*Provided material*.
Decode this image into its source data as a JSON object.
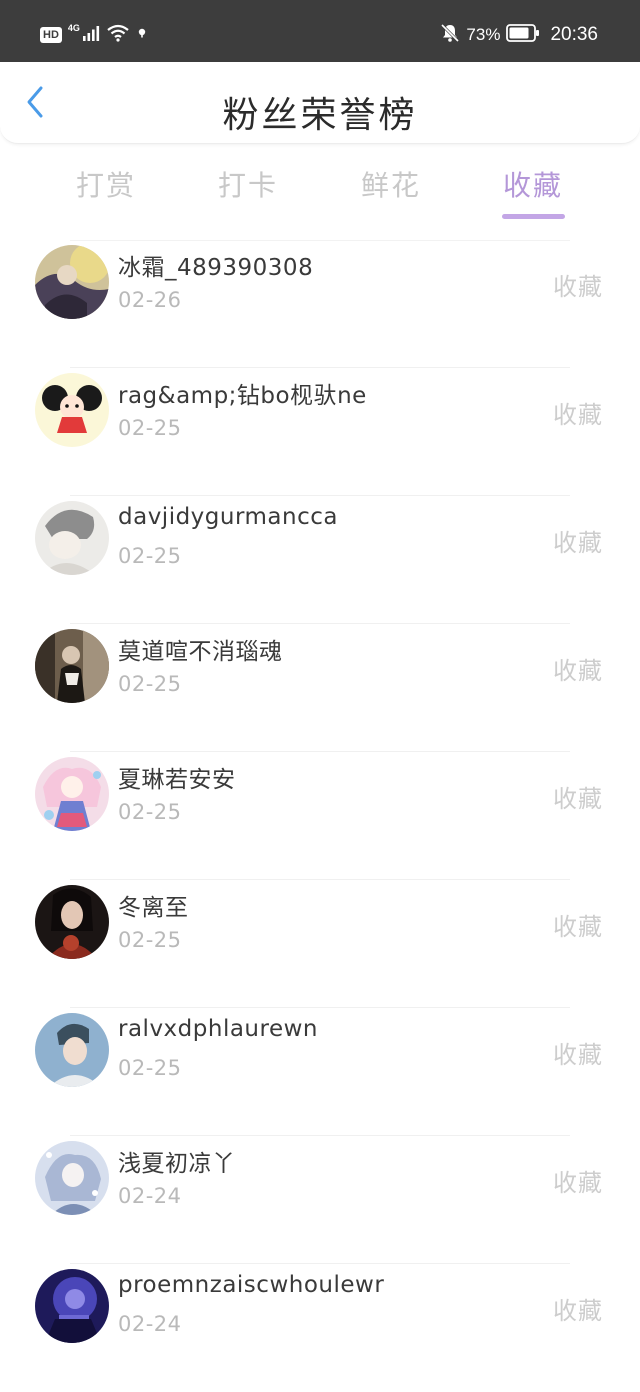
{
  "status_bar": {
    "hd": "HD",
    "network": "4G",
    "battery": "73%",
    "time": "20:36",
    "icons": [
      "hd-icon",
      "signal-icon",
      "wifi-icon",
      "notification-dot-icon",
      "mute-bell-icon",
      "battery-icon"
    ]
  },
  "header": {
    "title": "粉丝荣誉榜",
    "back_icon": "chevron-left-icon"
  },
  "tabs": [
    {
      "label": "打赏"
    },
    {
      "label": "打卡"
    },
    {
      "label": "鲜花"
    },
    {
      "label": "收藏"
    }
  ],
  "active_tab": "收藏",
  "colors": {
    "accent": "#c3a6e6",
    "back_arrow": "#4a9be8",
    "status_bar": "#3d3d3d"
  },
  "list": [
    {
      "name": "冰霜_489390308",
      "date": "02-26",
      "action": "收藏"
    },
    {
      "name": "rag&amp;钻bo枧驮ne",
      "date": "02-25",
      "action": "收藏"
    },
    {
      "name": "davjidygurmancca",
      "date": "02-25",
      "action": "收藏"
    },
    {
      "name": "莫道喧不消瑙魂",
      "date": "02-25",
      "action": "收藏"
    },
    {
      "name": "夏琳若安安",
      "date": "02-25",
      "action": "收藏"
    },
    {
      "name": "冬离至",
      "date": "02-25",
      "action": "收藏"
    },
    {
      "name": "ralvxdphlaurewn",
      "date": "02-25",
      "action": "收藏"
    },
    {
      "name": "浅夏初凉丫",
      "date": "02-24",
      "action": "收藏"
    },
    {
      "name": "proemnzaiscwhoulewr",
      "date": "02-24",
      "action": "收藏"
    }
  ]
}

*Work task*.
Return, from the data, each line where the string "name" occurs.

*Solution for this task*.
      "name": "冰霜_489390308",
      "name": "rag&amp;钻bo枧驮ne",
      "name": "davjidygurmancca",
      "name": "莫道喧不消瑙魂",
      "name": "夏琳若安安",
      "name": "冬离至",
      "name": "ralvxdphlaurewn",
      "name": "浅夏初凉丫",
      "name": "proemnzaiscwhoulewr",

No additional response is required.